**What the task asks**
Your output should repeat the entries below exactly. It should contain no images.

**Source material**
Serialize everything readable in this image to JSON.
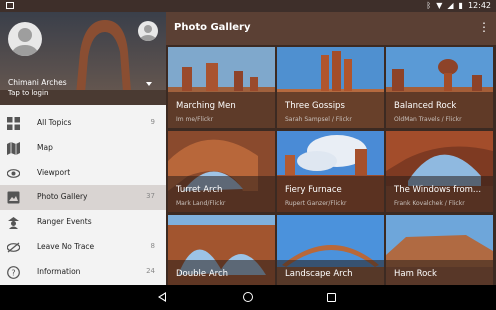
{
  "status_bar": {
    "time": "12:42",
    "icons": [
      "bluetooth-icon",
      "wifi-icon",
      "cell-signal-icon",
      "battery-icon"
    ]
  },
  "app_bar": {
    "title": "Photo Gallery",
    "overflow_icon": "more-vert-icon"
  },
  "drawer": {
    "account": {
      "name": "Chimani Arches",
      "subtitle": "Tap to login"
    },
    "items": [
      {
        "label": "All Topics",
        "count": "9",
        "icon": "grid-icon",
        "active": false
      },
      {
        "label": "Map",
        "count": "",
        "icon": "map-icon",
        "active": false
      },
      {
        "label": "Viewport",
        "count": "",
        "icon": "eye-icon",
        "active": false
      },
      {
        "label": "Photo Gallery",
        "count": "37",
        "icon": "photo-icon",
        "active": true
      },
      {
        "label": "Ranger Events",
        "count": "",
        "icon": "ranger-icon",
        "active": false
      },
      {
        "label": "Leave No Trace",
        "count": "8",
        "icon": "eye-slash-icon",
        "active": false
      },
      {
        "label": "Information",
        "count": "24",
        "icon": "help-icon",
        "active": false
      }
    ]
  },
  "gallery": {
    "tiles": [
      {
        "title": "Marching Men",
        "credit": "Im me/Flickr"
      },
      {
        "title": "Three Gossips",
        "credit": "Sarah Sampsel / Flickr"
      },
      {
        "title": "Balanced Rock",
        "credit": "OldMan Travels / Flickr"
      },
      {
        "title": "Turret Arch",
        "credit": "Mark Land/Flickr"
      },
      {
        "title": "Fiery Furnace",
        "credit": "Rupert Ganzer/Flickr"
      },
      {
        "title": "The Windows from...",
        "credit": "Frank Kovalchek / Flickr"
      },
      {
        "title": "Double Arch",
        "credit": ""
      },
      {
        "title": "Landscape Arch",
        "credit": ""
      },
      {
        "title": "Ham Rock",
        "credit": ""
      }
    ]
  },
  "colors": {
    "app_bar": "#5b4034",
    "gallery_bg": "#3c2a22",
    "drawer_bg": "#f3f3f3",
    "active_item": "#d9d4d2"
  }
}
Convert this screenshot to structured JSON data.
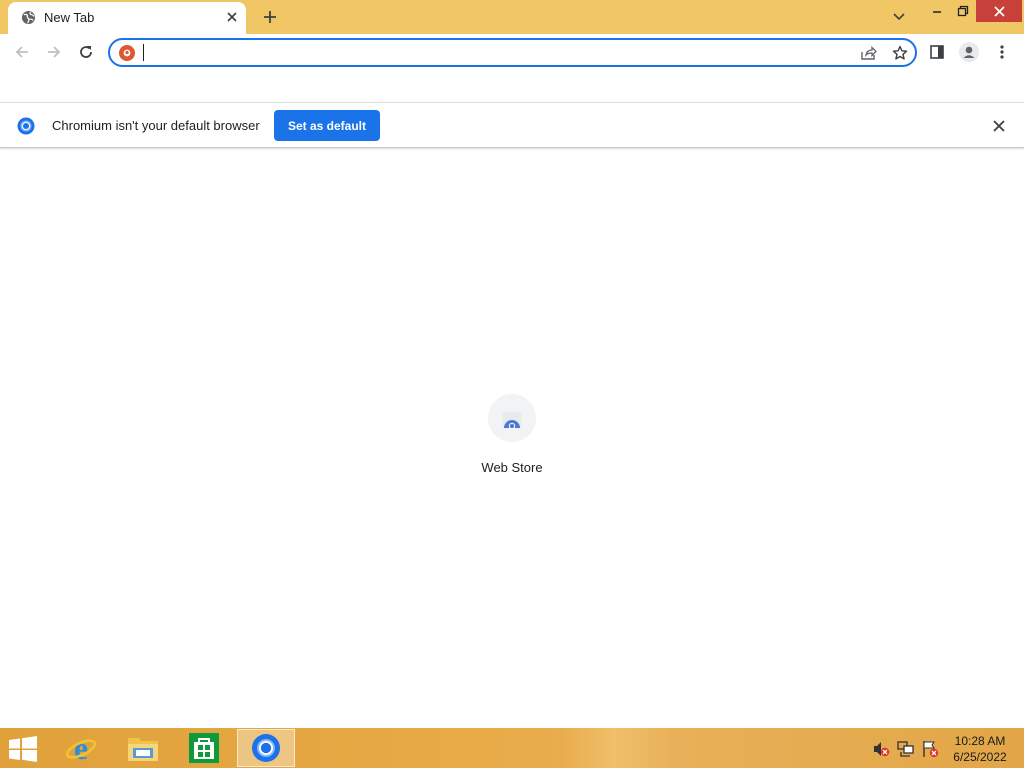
{
  "browser": {
    "tab": {
      "title": "New Tab",
      "favicon": "globe-icon"
    },
    "window_controls": [
      "tab-search",
      "minimize",
      "restore",
      "close"
    ],
    "colors": {
      "frame": "#f1c766",
      "accent": "#1a73e8",
      "close": "#c7403a"
    }
  },
  "toolbar": {
    "omnibox": {
      "value": "",
      "search_engine": "duckduckgo-icon"
    }
  },
  "infobar": {
    "message": "Chromium isn't your default browser",
    "button_label": "Set as default"
  },
  "ntp": {
    "shortcuts": [
      {
        "label": "Web Store",
        "icon": "web-store-icon"
      }
    ]
  },
  "taskbar": {
    "apps": [
      "internet-explorer",
      "file-explorer",
      "store",
      "chromium"
    ],
    "clock": {
      "time": "10:28 AM",
      "date": "6/25/2022"
    }
  }
}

**Output**
Serialize everything readable in this image to JSON.
{
  "status_bar": {
    "time": "12:42",
    "icons": [
      "bluetooth-icon",
      "wifi-icon",
      "cell-signal-icon",
      "battery-icon"
    ]
  },
  "app_bar": {
    "title": "Photo Gallery",
    "overflow_icon": "more-vert-icon"
  },
  "drawer": {
    "account": {
      "name": "Chimani Arches",
      "subtitle": "Tap to login"
    },
    "items": [
      {
        "label": "All Topics",
        "count": "9",
        "icon": "grid-icon",
        "active": false
      },
      {
        "label": "Map",
        "count": "",
        "icon": "map-icon",
        "active": false
      },
      {
        "label": "Viewport",
        "count": "",
        "icon": "eye-icon",
        "active": false
      },
      {
        "label": "Photo Gallery",
        "count": "37",
        "icon": "photo-icon",
        "active": true
      },
      {
        "label": "Ranger Events",
        "count": "",
        "icon": "ranger-icon",
        "active": false
      },
      {
        "label": "Leave No Trace",
        "count": "8",
        "icon": "eye-slash-icon",
        "active": false
      },
      {
        "label": "Information",
        "count": "24",
        "icon": "help-icon",
        "active": false
      }
    ]
  },
  "gallery": {
    "tiles": [
      {
        "title": "Marching Men",
        "credit": "Im me/Flickr"
      },
      {
        "title": "Three Gossips",
        "credit": "Sarah Sampsel / Flickr"
      },
      {
        "title": "Balanced Rock",
        "credit": "OldMan Travels / Flickr"
      },
      {
        "title": "Turret Arch",
        "credit": "Mark Land/Flickr"
      },
      {
        "title": "Fiery Furnace",
        "credit": "Rupert Ganzer/Flickr"
      },
      {
        "title": "The Windows from...",
        "credit": "Frank Kovalchek / Flickr"
      },
      {
        "title": "Double Arch",
        "credit": ""
      },
      {
        "title": "Landscape Arch",
        "credit": ""
      },
      {
        "title": "Ham Rock",
        "credit": ""
      }
    ]
  },
  "colors": {
    "app_bar": "#5b4034",
    "gallery_bg": "#3c2a22",
    "drawer_bg": "#f3f3f3",
    "active_item": "#d9d4d2"
  }
}
Convert this screenshot to structured JSON data.
{
  "browser": {
    "tab": {
      "title": "New Tab",
      "favicon": "globe-icon"
    },
    "window_controls": [
      "tab-search",
      "minimize",
      "restore",
      "close"
    ],
    "colors": {
      "frame": "#f1c766",
      "accent": "#1a73e8",
      "close": "#c7403a"
    }
  },
  "toolbar": {
    "omnibox": {
      "value": "",
      "search_engine": "duckduckgo-icon"
    }
  },
  "infobar": {
    "message": "Chromium isn't your default browser",
    "button_label": "Set as default"
  },
  "ntp": {
    "shortcuts": [
      {
        "label": "Web Store",
        "icon": "web-store-icon"
      }
    ]
  },
  "taskbar": {
    "apps": [
      "internet-explorer",
      "file-explorer",
      "store",
      "chromium"
    ],
    "clock": {
      "time": "10:28 AM",
      "date": "6/25/2022"
    }
  }
}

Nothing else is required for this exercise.